One of the scenarios of the Czech post-election developments are three unsuccessful attempts to form a government that would win the parliament’s support, and most observers believe that a government with the Chamber’s support will finally arise, Pehe writes.

However, few people ask the question whether Babis really wants to win the Chamber’s support for his possible minority government in the present political constellation, he says.

Even without winning the motion of confidence, a government may make radical personnel changes in the judiciary. On the justice minister’s proposal, the government may dismiss the country’s top state attorney and appoint a new one. In cooperation with the newly appointed state attorney, state attorneys on lower levels can be replaced, Pehe writes.

The “reformed” prosecution may be more open to halt the criminal prosecution of Babis who has been accused of a suspected fraud of EU subsidies or to launch cases in which Babis’s political opponents would be charged, Pehe says.

Although Babis claims he is not interested in such a plan, his ANO movement may easily persuade the Communists (KSCM) and the Freedom and Direct Democracy (SPD) movement of Tomio Okamura to join forces in order to get the councils supervising the public Czech Television (CT) and Czech Radio (CRo) under their control, even if the KSCM and the SPD otherwise would not support the ANO minority cabinet, Pehe writes.

He says Okamura has openly called for a law that would turn the public media into state-controlled media.

ANO’s government without support from parliament may also try to gain control over the bodies supervising the CEZ state-controlled power utility and some other big state-run companies. By getting the giant CEZ under his control, the billionaire Babis would enormously increase his own influence. He might influence with which firms and countries the Czech Republic would cooperate in the possible further development of its nuclear power plants, Pehe writes.

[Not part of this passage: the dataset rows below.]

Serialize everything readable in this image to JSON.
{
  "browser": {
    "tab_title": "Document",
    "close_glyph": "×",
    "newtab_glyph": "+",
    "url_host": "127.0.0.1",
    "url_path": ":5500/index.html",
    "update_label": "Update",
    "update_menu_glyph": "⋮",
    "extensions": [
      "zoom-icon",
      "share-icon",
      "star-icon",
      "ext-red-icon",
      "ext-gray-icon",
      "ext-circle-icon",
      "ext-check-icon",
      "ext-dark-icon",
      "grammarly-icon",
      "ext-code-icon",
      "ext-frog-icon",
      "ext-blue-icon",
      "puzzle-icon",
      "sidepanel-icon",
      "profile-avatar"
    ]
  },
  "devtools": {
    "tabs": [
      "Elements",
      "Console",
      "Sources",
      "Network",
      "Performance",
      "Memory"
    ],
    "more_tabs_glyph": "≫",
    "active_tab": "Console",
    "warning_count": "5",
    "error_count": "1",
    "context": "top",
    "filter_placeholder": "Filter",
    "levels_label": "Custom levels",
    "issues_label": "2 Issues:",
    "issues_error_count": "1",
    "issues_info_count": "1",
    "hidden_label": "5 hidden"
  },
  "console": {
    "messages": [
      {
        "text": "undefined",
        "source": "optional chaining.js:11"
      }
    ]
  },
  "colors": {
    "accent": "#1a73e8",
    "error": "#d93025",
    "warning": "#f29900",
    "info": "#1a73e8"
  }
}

Last spring, Babis had to transfer his huge Agrofert chemical, agricultural and food-processing concern to trust funds because of a new law on conflict of interest.

By ruling the country without winning the confidence vote in the Chamber of Deputies, Babis has little to lose. His influence would further grow and his efficient marketing experts would definitively present the other parties as irresponsible because of their unwillingness to take part in Babis’s government, Pehe writes.

If early elections were held, Babis would again have enough money for a huge campaign and the media his Agrofert owns to fight for him, but maybe also the judiciary apparatus, Pehe writes.